Catherine Ann Cullen illustrates how the use of ballads, personal reading and listening, imaginative interconnections and theorizing, helped her forge her children’s fiction.
Exploring Care for Children with Autism in Wales Using Creative Writing as a Research Method in a Collaborative Pilot Study
Kate North describes a recent project conducted by the Autism Collaborative Research Group (ACRe), that utilizes writing workshops to capture the experiences of clinicians, educators and parents of children with Autistic Spectrum Disorder (ASD) in South Wales.
How Do You Write a True War Story?
Tory Dawson reflects on the work of Pat Barker and Ian McEwan in her discussion of the moral and ethical obligations she considered when drawing on a relative’s memoir to construct a fiction of the events for her own novel set during World War Two.
Measuring ownership of creative versus academic writing: Implications for interdisciplinary praxis
Justin Nicholes uses creative writing approaches to language and ownership to argue for “meaningful literary construction” in learning contexts in a paper of interest to both writing and language educators, as well as creative writing students.
Out of the box and into the woods: Creativity and academic literacies
Ian Pople uses a systems model of creativity to map how the practice of creative writing may allow creative writing students who are non-native speakers of English to negotiate both their writing and their identity within the UK higher education system.
Poet-Academics and Academic-Poets: Writing identities, practices and experiences within the Academy
Sue Dymoke and Jane Spiro consider poets working in the academy.
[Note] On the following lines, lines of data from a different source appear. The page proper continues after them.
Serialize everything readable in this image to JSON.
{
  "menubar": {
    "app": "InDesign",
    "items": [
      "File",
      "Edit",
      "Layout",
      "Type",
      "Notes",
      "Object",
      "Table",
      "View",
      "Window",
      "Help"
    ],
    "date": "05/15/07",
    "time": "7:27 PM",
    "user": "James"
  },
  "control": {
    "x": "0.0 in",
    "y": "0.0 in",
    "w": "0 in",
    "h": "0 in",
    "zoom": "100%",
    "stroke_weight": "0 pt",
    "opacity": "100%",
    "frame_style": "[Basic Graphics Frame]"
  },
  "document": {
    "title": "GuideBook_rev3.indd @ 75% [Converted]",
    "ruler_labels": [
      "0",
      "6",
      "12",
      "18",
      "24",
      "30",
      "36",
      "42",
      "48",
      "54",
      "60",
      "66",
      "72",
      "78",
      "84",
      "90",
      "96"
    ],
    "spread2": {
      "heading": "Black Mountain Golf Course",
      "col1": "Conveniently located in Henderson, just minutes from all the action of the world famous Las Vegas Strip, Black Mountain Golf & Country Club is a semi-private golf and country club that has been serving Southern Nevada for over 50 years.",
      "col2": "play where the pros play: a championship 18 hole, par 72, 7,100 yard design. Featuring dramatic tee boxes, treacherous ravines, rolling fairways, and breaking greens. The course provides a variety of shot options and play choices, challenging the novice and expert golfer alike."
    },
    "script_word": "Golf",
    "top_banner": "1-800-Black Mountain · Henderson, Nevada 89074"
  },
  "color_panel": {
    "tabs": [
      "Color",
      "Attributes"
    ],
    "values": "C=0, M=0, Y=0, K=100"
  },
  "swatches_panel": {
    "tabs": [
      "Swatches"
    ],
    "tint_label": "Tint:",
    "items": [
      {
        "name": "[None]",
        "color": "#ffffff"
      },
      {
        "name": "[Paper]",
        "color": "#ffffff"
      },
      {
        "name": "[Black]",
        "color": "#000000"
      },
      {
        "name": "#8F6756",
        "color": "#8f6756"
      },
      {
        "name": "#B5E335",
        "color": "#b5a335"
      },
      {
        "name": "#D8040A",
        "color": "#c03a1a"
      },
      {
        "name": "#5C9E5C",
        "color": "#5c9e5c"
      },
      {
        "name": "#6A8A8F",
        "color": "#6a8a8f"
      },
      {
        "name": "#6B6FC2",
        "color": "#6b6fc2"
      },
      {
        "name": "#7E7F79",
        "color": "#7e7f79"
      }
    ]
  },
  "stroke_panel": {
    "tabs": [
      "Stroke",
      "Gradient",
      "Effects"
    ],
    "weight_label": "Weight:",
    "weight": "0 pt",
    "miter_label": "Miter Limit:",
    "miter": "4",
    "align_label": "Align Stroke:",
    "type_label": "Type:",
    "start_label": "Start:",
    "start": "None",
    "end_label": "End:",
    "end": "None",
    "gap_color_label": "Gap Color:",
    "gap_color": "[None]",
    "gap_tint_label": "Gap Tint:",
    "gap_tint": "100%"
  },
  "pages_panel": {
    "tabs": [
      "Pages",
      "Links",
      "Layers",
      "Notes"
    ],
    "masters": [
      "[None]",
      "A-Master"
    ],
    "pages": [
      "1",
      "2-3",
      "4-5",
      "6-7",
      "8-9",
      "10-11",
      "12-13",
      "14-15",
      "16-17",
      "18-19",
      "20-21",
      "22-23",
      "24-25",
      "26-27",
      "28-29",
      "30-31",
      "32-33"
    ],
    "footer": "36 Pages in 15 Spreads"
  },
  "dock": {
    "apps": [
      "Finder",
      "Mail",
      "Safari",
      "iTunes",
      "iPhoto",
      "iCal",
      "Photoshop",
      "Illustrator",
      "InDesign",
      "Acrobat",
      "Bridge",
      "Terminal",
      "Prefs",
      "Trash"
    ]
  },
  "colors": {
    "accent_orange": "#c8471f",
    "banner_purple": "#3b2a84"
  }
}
From a qualitative study, they show how there are multiple, challenging – occasionally affirming – competing versions of the self as academic and poet.
Reclaiming the Past: Exploring the Role of Primary Sources in Creative Writing Research
Sam Meekings examines the use of primary sources in the construction of nonfiction narratives, particularly memoir, analyzes notions of “accuracy” in memoir, and invokes Bakhtin’s “heteroglossia”.
Rethinking Genre: Genre as a tool for writers throughout the writing process
Raelke Grimmer discusses the “shifting boundaries” of genres, for readers and writers. Using linguistics theories, she consider issues such as purpose (for authors) and audience, and the constraints and merits of genre categorization.
The Flourishing Writer
Megan Hayes draws on a range of empirical research and theoretical discussions from across the field of psychology to discuss what is meant by the notion of the “flourishing writer”.
The paradox of writing the dead: Voice, empathy and authenticity in historical biofictions
Catherine Padmore explores the challenges of writing historical fiction, addressing concepts of authenticity and voice and discussing the relationships between the historical figure and its (non)fictional construction, the author, and the reader.